[[ DATA SUPPLIED open ]]
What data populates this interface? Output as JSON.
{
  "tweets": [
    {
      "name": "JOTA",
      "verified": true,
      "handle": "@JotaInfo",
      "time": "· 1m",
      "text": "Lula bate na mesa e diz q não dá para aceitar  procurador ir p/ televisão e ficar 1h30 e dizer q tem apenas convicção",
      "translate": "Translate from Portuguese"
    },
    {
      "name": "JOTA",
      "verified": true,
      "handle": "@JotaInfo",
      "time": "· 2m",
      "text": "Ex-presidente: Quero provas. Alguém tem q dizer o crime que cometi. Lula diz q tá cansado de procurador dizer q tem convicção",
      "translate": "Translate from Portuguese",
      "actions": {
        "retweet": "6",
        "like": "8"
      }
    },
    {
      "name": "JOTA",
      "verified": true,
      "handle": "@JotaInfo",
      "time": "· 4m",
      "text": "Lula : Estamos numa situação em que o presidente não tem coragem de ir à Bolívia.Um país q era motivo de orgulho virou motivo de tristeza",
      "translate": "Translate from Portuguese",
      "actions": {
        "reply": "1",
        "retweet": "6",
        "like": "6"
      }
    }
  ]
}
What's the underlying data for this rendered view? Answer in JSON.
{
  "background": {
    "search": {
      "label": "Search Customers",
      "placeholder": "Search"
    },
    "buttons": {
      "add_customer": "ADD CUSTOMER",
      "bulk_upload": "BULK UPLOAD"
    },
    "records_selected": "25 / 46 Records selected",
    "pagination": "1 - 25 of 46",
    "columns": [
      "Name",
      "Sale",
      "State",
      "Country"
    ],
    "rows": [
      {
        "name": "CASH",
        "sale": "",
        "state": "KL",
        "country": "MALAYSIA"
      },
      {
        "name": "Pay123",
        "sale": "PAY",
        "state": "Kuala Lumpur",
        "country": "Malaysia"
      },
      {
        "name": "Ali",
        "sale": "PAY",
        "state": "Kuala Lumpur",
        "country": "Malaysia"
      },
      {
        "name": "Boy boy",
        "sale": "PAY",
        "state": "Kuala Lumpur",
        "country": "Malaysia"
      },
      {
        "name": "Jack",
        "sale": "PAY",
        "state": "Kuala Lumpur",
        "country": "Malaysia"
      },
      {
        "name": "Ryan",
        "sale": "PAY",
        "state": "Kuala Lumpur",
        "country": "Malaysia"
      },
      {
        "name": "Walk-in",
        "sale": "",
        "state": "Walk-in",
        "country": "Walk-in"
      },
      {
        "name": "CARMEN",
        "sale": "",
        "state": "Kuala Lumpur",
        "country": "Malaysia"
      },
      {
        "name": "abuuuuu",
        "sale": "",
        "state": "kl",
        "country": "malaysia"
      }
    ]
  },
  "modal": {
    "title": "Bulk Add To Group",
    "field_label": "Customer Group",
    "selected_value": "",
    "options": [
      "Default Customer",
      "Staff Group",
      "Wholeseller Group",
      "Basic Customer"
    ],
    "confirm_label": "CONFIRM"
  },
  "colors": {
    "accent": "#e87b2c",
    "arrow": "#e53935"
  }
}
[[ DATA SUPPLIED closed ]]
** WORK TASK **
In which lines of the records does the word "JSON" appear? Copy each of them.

** PROBLEM SOLUTION **
What data populates this interface? Output as JSON.
What's the underlying data for this rendered view? Answer in JSON.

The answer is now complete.